When I had nearly exhausted my mother of visual stimulation, I stumbled upon a church not far from San Marco Square. First I heard the sound of a violin concerto. Then I walked into a display of the art of violin making by the Museo Della Musica. Although it was not live music, I was satisfied that there was finally an installation and acknowledgement of Vivaldi in Venice. Like other Vivaldi hunters before me, I had been inadvertently looking for his music.
“Finally,” I said to my mother. “I found Vivaldi. I shall have to come back with Robert.” Then he could fill the silence of the churches and the palazzos with his guitar music —- his Dutch guitar built in Amsterdam, where most of Vivaldi’s music was published. It would complete the circle.
Note to readers:
Vivaldi’s “Concerto in D Major for Guitar” was the first piece that our duo had read and played. Vivaldi’s “Summer” continues to surprise our audiences. We are now arranging “Winter.”
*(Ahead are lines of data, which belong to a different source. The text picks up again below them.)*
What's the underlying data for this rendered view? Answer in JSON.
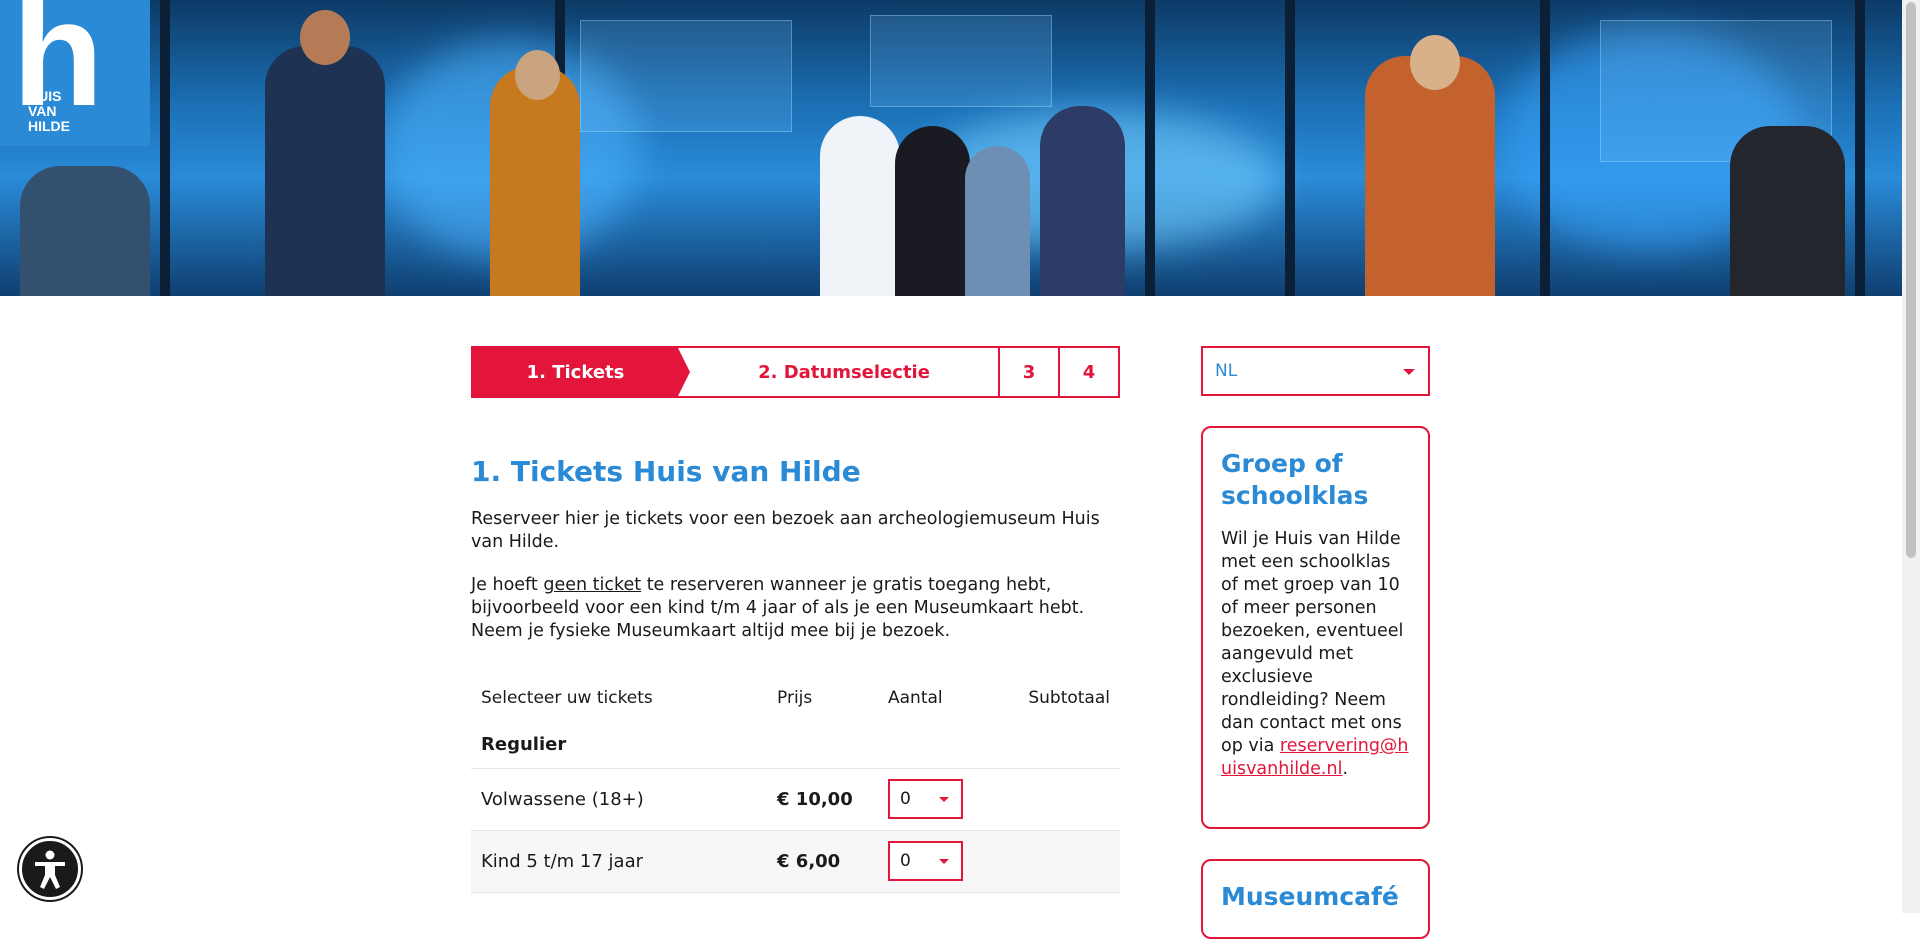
{
  "brand": {
    "logo_letter": "h",
    "logo_lines": [
      "HUIS",
      "VAN",
      "HILDE"
    ]
  },
  "steps": [
    {
      "label": "1. Tickets",
      "active": true
    },
    {
      "label": "2. Datumselectie",
      "active": false
    },
    {
      "label": "3",
      "active": false
    },
    {
      "label": "4",
      "active": false
    }
  ],
  "language": {
    "selected": "NL"
  },
  "main": {
    "title": "1. Tickets Huis van Hilde",
    "intro": "Reserveer hier je tickets voor een bezoek aan archeologiemuseum Huis van Hilde.",
    "notice_before": "Je hoeft ",
    "notice_link": "geen ticket",
    "notice_after": " te reserveren wanneer je gratis toegang hebt, bijvoorbeeld voor een kind t/m 4 jaar of als je een Museumkaart hebt. Neem je fysieke Museumkaart altijd mee bij je bezoek."
  },
  "tickets": {
    "headers": {
      "name": "Selecteer uw tickets",
      "price": "Prijs",
      "qty": "Aantal",
      "subtotal": "Subtotaal"
    },
    "group": "Regulier",
    "rows": [
      {
        "name": "Volwassene (18+)",
        "price": "€ 10,00",
        "qty": "0"
      },
      {
        "name": "Kind 5 t/m 17 jaar",
        "price": "€ 6,00",
        "qty": "0"
      }
    ]
  },
  "sidebar": {
    "group_card": {
      "title": "Groep of schoolklas",
      "body": "Wil je Huis van Hilde met een schoolklas of met groep van 10 of meer personen bezoeken, eventueel aangevuld met exclusieve rondleiding? Neem dan contact met ons op via ",
      "email": "reservering@huisvanhilde.nl",
      "after": "."
    },
    "cafe_card": {
      "title": "Museumcafé"
    }
  },
  "colors": {
    "brand_red": "#e3153a",
    "brand_blue": "#2a8ad6"
  },
  "icons": {
    "accessibility": "accessibility-icon",
    "select_caret": "chevron-down-icon"
  }
}
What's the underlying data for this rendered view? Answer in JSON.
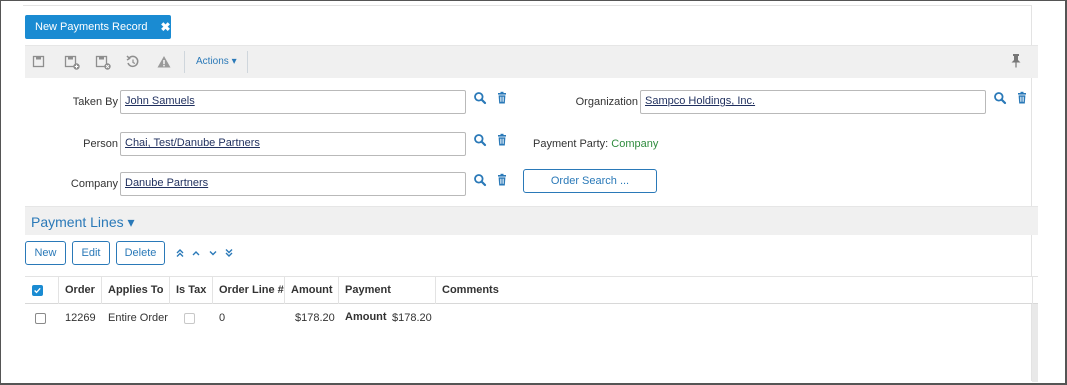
{
  "tab": {
    "title": "New Payments Record",
    "close_icon": "close-icon"
  },
  "toolbar": {
    "icons": [
      "save-icon",
      "save-new-icon",
      "save-close-icon",
      "undo-icon",
      "warning-icon"
    ],
    "actions_label": "Actions ▾",
    "pin_icon": "pin-icon"
  },
  "form": {
    "taken_by": {
      "label": "Taken By",
      "value": "John Samuels"
    },
    "organization": {
      "label": "Organization",
      "value": "Sampco Holdings, Inc."
    },
    "person": {
      "label": "Person",
      "value": "Chai, Test/Danube Partners"
    },
    "payment_party": {
      "label": "Payment Party:",
      "value": "Company"
    },
    "company": {
      "label": "Company",
      "value": "Danube Partners"
    },
    "order_search_label": "Order Search ..."
  },
  "payment_lines": {
    "title": "Payment Lines ▾",
    "buttons": {
      "new": "New",
      "edit": "Edit",
      "delete": "Delete"
    },
    "columns": [
      "Order",
      "Applies To",
      "Is Tax",
      "Order Line #",
      "Amount",
      "Payment Amount",
      "Comments"
    ],
    "rows": [
      {
        "order": "12269",
        "applies_to": "Entire Order",
        "is_tax": false,
        "order_line": "0",
        "amount": "$178.20",
        "payment_amount": "$178.20",
        "comments": ""
      }
    ]
  },
  "colors": {
    "accent": "#1a8bd2",
    "link": "#2a79b8",
    "positive": "#2f8c3e"
  }
}
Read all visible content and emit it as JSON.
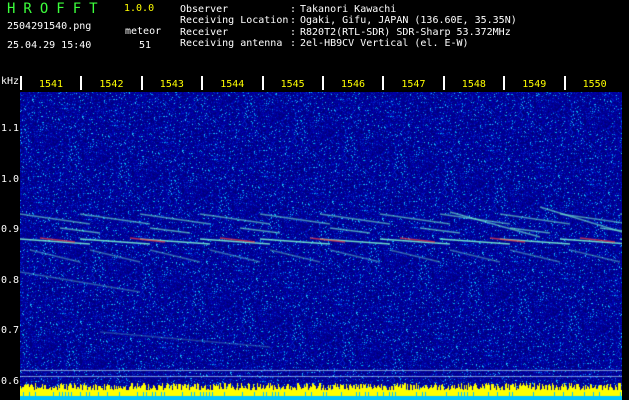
{
  "app": {
    "title": "HROFFT",
    "version": "1.0.0",
    "file_name": "2504291540.png",
    "datetime": "25.04.29 15:40",
    "meteor_label": "meteor",
    "meteor_count": "51"
  },
  "info": [
    {
      "key": "Observer",
      "value": "Takanori Kawachi"
    },
    {
      "key": "Receiving Location",
      "value": "Ogaki, Gifu, JAPAN (136.60E, 35.35N)"
    },
    {
      "key": "Receiver",
      "value": "R820T2(RTL-SDR) SDR-Sharp 53.372MHz"
    },
    {
      "key": "Receiving antenna",
      "value": "2el-HB9CV Vertical (el. E-W)"
    }
  ],
  "axis": {
    "unit": "kHz",
    "time_ticks": [
      "1541",
      "1542",
      "1543",
      "1544",
      "1545",
      "1546",
      "1547",
      "1548",
      "1549",
      "1550"
    ],
    "freq_ticks": [
      "1.1",
      "1.0",
      "0.9",
      "0.8",
      "0.7",
      "0.6"
    ]
  },
  "colors": {
    "background": "#000000",
    "header_green": "#3cff3c",
    "spectrogram_base": "#00008c",
    "echo_line": "#7fffd4",
    "strong_echo": "#ff4040",
    "noise_floor": "#ffff00",
    "noise_floor_base": "#00c8ff"
  }
}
Laurel Corona’s “The Four Seasons” has been translated into French, German, and Spanish. The Dutch version is currently underway. I hope it will be translated into Chinese so that my mother will enjoy it as I have.